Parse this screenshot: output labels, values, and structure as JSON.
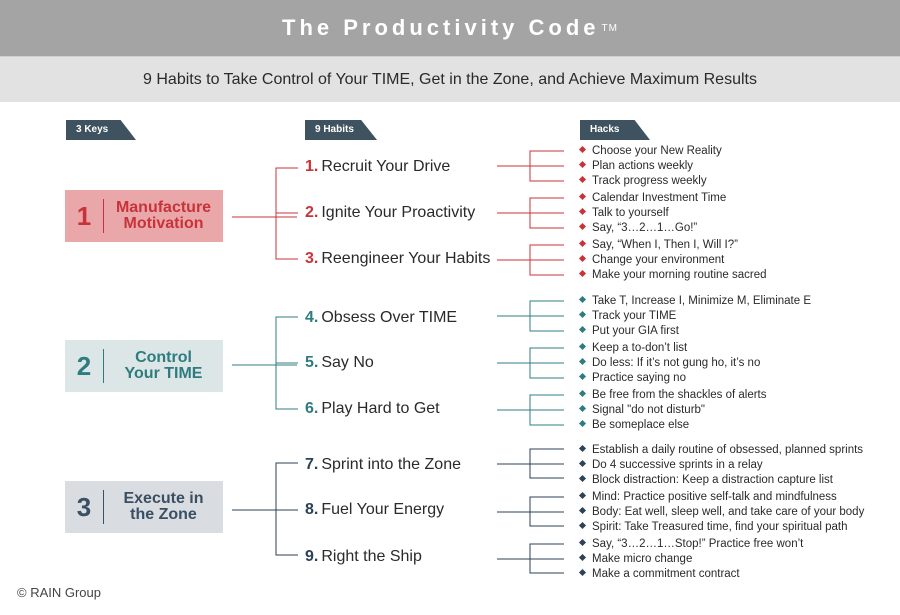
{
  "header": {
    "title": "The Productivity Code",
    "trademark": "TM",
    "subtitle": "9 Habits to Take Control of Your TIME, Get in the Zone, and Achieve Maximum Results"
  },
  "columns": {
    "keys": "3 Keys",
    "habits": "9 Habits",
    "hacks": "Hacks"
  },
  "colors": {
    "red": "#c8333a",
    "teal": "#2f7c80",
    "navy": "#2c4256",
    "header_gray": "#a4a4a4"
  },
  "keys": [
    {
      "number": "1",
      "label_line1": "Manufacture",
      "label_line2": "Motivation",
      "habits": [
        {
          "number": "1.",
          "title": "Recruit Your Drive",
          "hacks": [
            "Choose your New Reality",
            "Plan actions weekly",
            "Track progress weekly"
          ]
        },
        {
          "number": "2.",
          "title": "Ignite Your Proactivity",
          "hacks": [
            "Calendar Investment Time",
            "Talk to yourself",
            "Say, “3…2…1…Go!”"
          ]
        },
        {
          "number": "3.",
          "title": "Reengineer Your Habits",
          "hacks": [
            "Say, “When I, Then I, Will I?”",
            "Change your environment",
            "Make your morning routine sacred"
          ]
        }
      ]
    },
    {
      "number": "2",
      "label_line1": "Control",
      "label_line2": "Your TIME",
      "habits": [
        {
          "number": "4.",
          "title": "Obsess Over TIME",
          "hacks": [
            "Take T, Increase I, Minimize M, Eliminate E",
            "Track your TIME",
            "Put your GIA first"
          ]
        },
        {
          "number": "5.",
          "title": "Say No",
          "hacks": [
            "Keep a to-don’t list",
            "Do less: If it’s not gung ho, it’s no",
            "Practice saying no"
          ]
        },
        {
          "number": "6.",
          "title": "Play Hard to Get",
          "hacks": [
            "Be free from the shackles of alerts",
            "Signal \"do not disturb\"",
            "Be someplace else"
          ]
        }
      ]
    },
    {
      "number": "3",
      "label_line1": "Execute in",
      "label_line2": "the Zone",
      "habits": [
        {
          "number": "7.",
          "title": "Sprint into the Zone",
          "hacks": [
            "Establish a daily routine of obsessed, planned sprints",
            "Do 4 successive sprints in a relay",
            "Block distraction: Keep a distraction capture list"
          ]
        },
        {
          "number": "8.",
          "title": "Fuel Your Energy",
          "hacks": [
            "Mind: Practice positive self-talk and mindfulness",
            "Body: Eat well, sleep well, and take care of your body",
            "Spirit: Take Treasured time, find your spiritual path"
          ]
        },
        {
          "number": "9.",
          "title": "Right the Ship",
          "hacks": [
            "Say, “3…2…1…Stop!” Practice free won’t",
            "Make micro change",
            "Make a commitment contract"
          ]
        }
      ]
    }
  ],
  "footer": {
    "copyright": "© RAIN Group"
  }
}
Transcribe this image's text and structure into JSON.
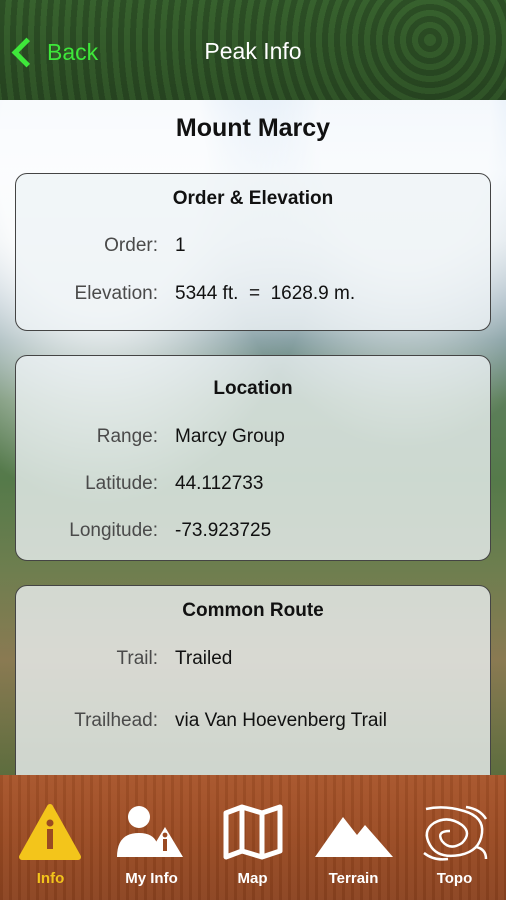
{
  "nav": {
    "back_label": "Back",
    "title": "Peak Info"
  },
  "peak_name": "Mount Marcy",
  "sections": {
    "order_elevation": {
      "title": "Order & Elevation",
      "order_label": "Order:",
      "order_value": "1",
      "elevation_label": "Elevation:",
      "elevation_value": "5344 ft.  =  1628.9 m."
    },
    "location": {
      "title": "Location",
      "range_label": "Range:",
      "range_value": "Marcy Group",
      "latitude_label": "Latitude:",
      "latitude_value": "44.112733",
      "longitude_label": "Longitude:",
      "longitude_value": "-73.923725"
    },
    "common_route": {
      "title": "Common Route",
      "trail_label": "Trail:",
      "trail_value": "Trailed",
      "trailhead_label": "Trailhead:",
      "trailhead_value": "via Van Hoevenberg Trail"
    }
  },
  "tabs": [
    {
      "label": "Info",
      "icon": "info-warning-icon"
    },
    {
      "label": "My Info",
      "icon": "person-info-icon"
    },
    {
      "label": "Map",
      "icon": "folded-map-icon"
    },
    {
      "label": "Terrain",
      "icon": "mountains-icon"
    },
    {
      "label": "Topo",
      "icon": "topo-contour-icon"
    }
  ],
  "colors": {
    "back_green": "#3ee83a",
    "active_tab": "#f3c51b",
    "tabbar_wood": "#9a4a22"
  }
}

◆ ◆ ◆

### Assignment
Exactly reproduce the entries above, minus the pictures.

### Result for this exercise
Parse this screenshot: output labels, values, and structure as JSON.
{
  "header": {
    "title": "The Productivity Code",
    "trademark": "TM",
    "subtitle": "9 Habits to Take Control of Your TIME, Get in the Zone, and Achieve Maximum Results"
  },
  "columns": {
    "keys": "3 Keys",
    "habits": "9 Habits",
    "hacks": "Hacks"
  },
  "colors": {
    "red": "#c8333a",
    "teal": "#2f7c80",
    "navy": "#2c4256",
    "header_gray": "#a4a4a4"
  },
  "keys": [
    {
      "number": "1",
      "label_line1": "Manufacture",
      "label_line2": "Motivation",
      "habits": [
        {
          "number": "1.",
          "title": "Recruit Your Drive",
          "hacks": [
            "Choose your New Reality",
            "Plan actions weekly",
            "Track progress weekly"
          ]
        },
        {
          "number": "2.",
          "title": "Ignite Your Proactivity",
          "hacks": [
            "Calendar Investment Time",
            "Talk to yourself",
            "Say, “3…2…1…Go!”"
          ]
        },
        {
          "number": "3.",
          "title": "Reengineer Your Habits",
          "hacks": [
            "Say, “When I, Then I, Will I?”",
            "Change your environment",
            "Make your morning routine sacred"
          ]
        }
      ]
    },
    {
      "number": "2",
      "label_line1": "Control",
      "label_line2": "Your TIME",
      "habits": [
        {
          "number": "4.",
          "title": "Obsess Over TIME",
          "hacks": [
            "Take T, Increase I, Minimize M, Eliminate E",
            "Track your TIME",
            "Put your GIA first"
          ]
        },
        {
          "number": "5.",
          "title": "Say No",
          "hacks": [
            "Keep a to-don’t list",
            "Do less: If it’s not gung ho, it’s no",
            "Practice saying no"
          ]
        },
        {
          "number": "6.",
          "title": "Play Hard to Get",
          "hacks": [
            "Be free from the shackles of alerts",
            "Signal \"do not disturb\"",
            "Be someplace else"
          ]
        }
      ]
    },
    {
      "number": "3",
      "label_line1": "Execute in",
      "label_line2": "the Zone",
      "habits": [
        {
          "number": "7.",
          "title": "Sprint into the Zone",
          "hacks": [
            "Establish a daily routine of obsessed, planned sprints",
            "Do 4 successive sprints in a relay",
            "Block distraction: Keep a distraction capture list"
          ]
        },
        {
          "number": "8.",
          "title": "Fuel Your Energy",
          "hacks": [
            "Mind: Practice positive self-talk and mindfulness",
            "Body: Eat well, sleep well, and take care of your body",
            "Spirit: Take Treasured time, find your spiritual path"
          ]
        },
        {
          "number": "9.",
          "title": "Right the Ship",
          "hacks": [
            "Say, “3…2…1…Stop!” Practice free won’t",
            "Make micro change",
            "Make a commitment contract"
          ]
        }
      ]
    }
  ],
  "footer": {
    "copyright": "© RAIN Group"
  }
}
Transcribe this image's text and structure into JSON.
{
  "nav": {
    "back_label": "Back",
    "title": "Peak Info"
  },
  "peak_name": "Mount Marcy",
  "sections": {
    "order_elevation": {
      "title": "Order & Elevation",
      "order_label": "Order:",
      "order_value": "1",
      "elevation_label": "Elevation:",
      "elevation_value": "5344 ft.  =  1628.9 m."
    },
    "location": {
      "title": "Location",
      "range_label": "Range:",
      "range_value": "Marcy Group",
      "latitude_label": "Latitude:",
      "latitude_value": "44.112733",
      "longitude_label": "Longitude:",
      "longitude_value": "-73.923725"
    },
    "common_route": {
      "title": "Common Route",
      "trail_label": "Trail:",
      "trail_value": "Trailed",
      "trailhead_label": "Trailhead:",
      "trailhead_value": "via Van Hoevenberg Trail"
    }
  },
  "tabs": [
    {
      "label": "Info",
      "icon": "info-warning-icon"
    },
    {
      "label": "My Info",
      "icon": "person-info-icon"
    },
    {
      "label": "Map",
      "icon": "folded-map-icon"
    },
    {
      "label": "Terrain",
      "icon": "mountains-icon"
    },
    {
      "label": "Topo",
      "icon": "topo-contour-icon"
    }
  ],
  "colors": {
    "back_green": "#3ee83a",
    "active_tab": "#f3c51b",
    "tabbar_wood": "#9a4a22"
  }
}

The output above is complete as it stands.